In the copy, include no pictures. Reproduce the rest of the entries exactly.

** Opening Provided material block **

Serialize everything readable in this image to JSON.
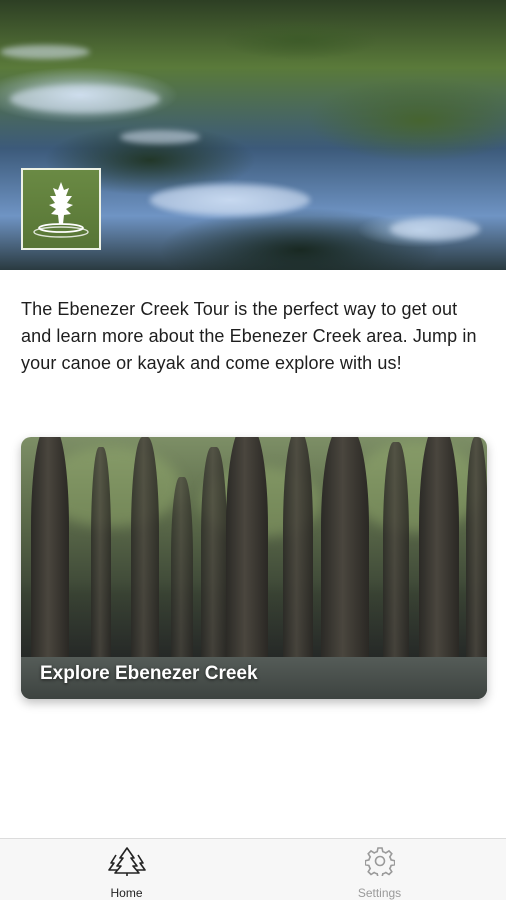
{
  "hero": {
    "logo_icon": "tree-logo-icon"
  },
  "intro": {
    "text": "The Ebenezer Creek Tour is the perfect way to get out and learn more about the Ebenezer Creek area. Jump in your canoe or kayak and come explore with us!"
  },
  "card": {
    "title": "Explore Ebenezer Creek"
  },
  "tabbar": {
    "tabs": [
      {
        "label": "Home",
        "icon": "trees-icon",
        "active": true
      },
      {
        "label": "Settings",
        "icon": "gear-icon",
        "active": false
      }
    ],
    "active_color": "#222222",
    "inactive_color": "#9a9a9a"
  }
}
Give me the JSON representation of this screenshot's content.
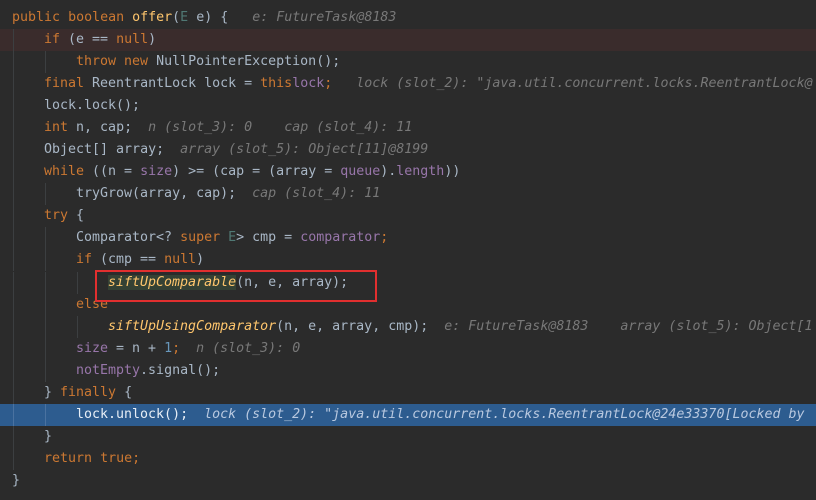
{
  "code": {
    "l1": {
      "kw1": "public",
      "kw2": "boolean",
      "fn": "offer",
      "p1": "(",
      "typ": "E",
      "p2": " e) {",
      "hint": "e: FutureTask@8183"
    },
    "l2": {
      "kw": "if",
      "rest": " (e == ",
      "kw2": "null",
      ")": ")"
    },
    "l3": {
      "kw1": "throw",
      "kw2": "new",
      "rest": " NullPointerException();"
    },
    "l4": {
      "kw": "final",
      "rest": " ReentrantLock lock = ",
      "this": "this",
      ".": ".",
      "fld": "lock",
      ";": ";",
      "hint": "lock (slot_2): \"java.util.concurrent.locks.ReentrantLock@"
    },
    "l5": {
      "text": "lock.lock();"
    },
    "l6": {
      "kw": "int",
      "rest": " n, cap;",
      "hint1": "n (slot_3): 0",
      "hint2": "cap (slot_4): 11"
    },
    "l7": {
      "text": "Object[] array;",
      "hint": "array (slot_5): Object[11]@8199"
    },
    "l8": {
      "kw": "while",
      "p1": " ((n = ",
      "fld": "size",
      "p2": ") >= (cap = (array = ",
      "fld2": "queue",
      "p3": ").",
      "fld3": "length",
      "p4": "))"
    },
    "l9": {
      "text": "tryGrow(array, cap);",
      "hint": "cap (slot_4): 11"
    },
    "l10": {
      "kw": "try",
      "rest": " {"
    },
    "l11": {
      "p1": "Comparator<? ",
      "kw": "super",
      "sp": " ",
      "typ": "E",
      "p2": "> cmp = ",
      "fld": "comparator",
      ";": ";"
    },
    "l12": {
      "kw": "if",
      "p1": " (cmp == ",
      "kw2": "null",
      ")": ")"
    },
    "l13": {
      "fn": "siftUpComparable",
      "rest": "(n, e, array);"
    },
    "l14": {
      "kw": "else"
    },
    "l15": {
      "fn": "siftUpUsingComparator",
      "rest": "(n, e, array, cmp);",
      "hint1": "e: FutureTask@8183",
      "hint2": "array (slot_5): Object[1"
    },
    "l16": {
      "fld": "size",
      "p1": " = n + ",
      "num": "1",
      ";": ";",
      "hint": "n (slot_3): 0"
    },
    "l17": {
      "fld": "notEmpty",
      "rest": ".signal();"
    },
    "l18": {
      "p1": "} ",
      "kw": "finally",
      "p2": " {"
    },
    "l19": {
      "text": "lock.unlock();",
      "hint": "lock (slot_2): \"java.util.concurrent.locks.ReentrantLock@24e33370[Locked by"
    },
    "l20": {
      "text": "}"
    },
    "l21": {
      "kw": "return",
      "sp": " ",
      "kw2": "true",
      ";": ";"
    },
    "l22": {
      "text": "}"
    }
  },
  "colors": {
    "background": "#2b2b2b",
    "keyword": "#cc7832",
    "method": "#ffc66d",
    "field": "#9876aa",
    "hint": "#787878",
    "execution_line": "#2d5c8f",
    "breakpoint_line": "#3a2c2c",
    "annotation_box": "#e12f2f"
  }
}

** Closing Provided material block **

> Solution
Serialize everything readable in this image to JSON.
{
  "hero": {
    "logo_icon": "tree-logo-icon"
  },
  "intro": {
    "text": "The Ebenezer Creek Tour is the perfect way to get out and learn more about the Ebenezer Creek area. Jump in your canoe or kayak and come explore with us!"
  },
  "card": {
    "title": "Explore Ebenezer Creek"
  },
  "tabbar": {
    "tabs": [
      {
        "label": "Home",
        "icon": "trees-icon",
        "active": true
      },
      {
        "label": "Settings",
        "icon": "gear-icon",
        "active": false
      }
    ],
    "active_color": "#222222",
    "inactive_color": "#9a9a9a"
  }
}
Give me the JSON representation of this screenshot's content.
{
  "code": {
    "l1": {
      "kw1": "public",
      "kw2": "boolean",
      "fn": "offer",
      "p1": "(",
      "typ": "E",
      "p2": " e) {",
      "hint": "e: FutureTask@8183"
    },
    "l2": {
      "kw": "if",
      "rest": " (e == ",
      "kw2": "null",
      ")": ")"
    },
    "l3": {
      "kw1": "throw",
      "kw2": "new",
      "rest": " NullPointerException();"
    },
    "l4": {
      "kw": "final",
      "rest": " ReentrantLock lock = ",
      "this": "this",
      ".": ".",
      "fld": "lock",
      ";": ";",
      "hint": "lock (slot_2): \"java.util.concurrent.locks.ReentrantLock@"
    },
    "l5": {
      "text": "lock.lock();"
    },
    "l6": {
      "kw": "int",
      "rest": " n, cap;",
      "hint1": "n (slot_3): 0",
      "hint2": "cap (slot_4): 11"
    },
    "l7": {
      "text": "Object[] array;",
      "hint": "array (slot_5): Object[11]@8199"
    },
    "l8": {
      "kw": "while",
      "p1": " ((n = ",
      "fld": "size",
      "p2": ") >= (cap = (array = ",
      "fld2": "queue",
      "p3": ").",
      "fld3": "length",
      "p4": "))"
    },
    "l9": {
      "text": "tryGrow(array, cap);",
      "hint": "cap (slot_4): 11"
    },
    "l10": {
      "kw": "try",
      "rest": " {"
    },
    "l11": {
      "p1": "Comparator<? ",
      "kw": "super",
      "sp": " ",
      "typ": "E",
      "p2": "> cmp = ",
      "fld": "comparator",
      ";": ";"
    },
    "l12": {
      "kw": "if",
      "p1": " (cmp == ",
      "kw2": "null",
      ")": ")"
    },
    "l13": {
      "fn": "siftUpComparable",
      "rest": "(n, e, array);"
    },
    "l14": {
      "kw": "else"
    },
    "l15": {
      "fn": "siftUpUsingComparator",
      "rest": "(n, e, array, cmp);",
      "hint1": "e: FutureTask@8183",
      "hint2": "array (slot_5): Object[1"
    },
    "l16": {
      "fld": "size",
      "p1": " = n + ",
      "num": "1",
      ";": ";",
      "hint": "n (slot_3): 0"
    },
    "l17": {
      "fld": "notEmpty",
      "rest": ".signal();"
    },
    "l18": {
      "p1": "} ",
      "kw": "finally",
      "p2": " {"
    },
    "l19": {
      "text": "lock.unlock();",
      "hint": "lock (slot_2): \"java.util.concurrent.locks.ReentrantLock@24e33370[Locked by"
    },
    "l20": {
      "text": "}"
    },
    "l21": {
      "kw": "return",
      "sp": " ",
      "kw2": "true",
      ";": ";"
    },
    "l22": {
      "text": "}"
    }
  },
  "colors": {
    "background": "#2b2b2b",
    "keyword": "#cc7832",
    "method": "#ffc66d",
    "field": "#9876aa",
    "hint": "#787878",
    "execution_line": "#2d5c8f",
    "breakpoint_line": "#3a2c2c",
    "annotation_box": "#e12f2f"
  }
}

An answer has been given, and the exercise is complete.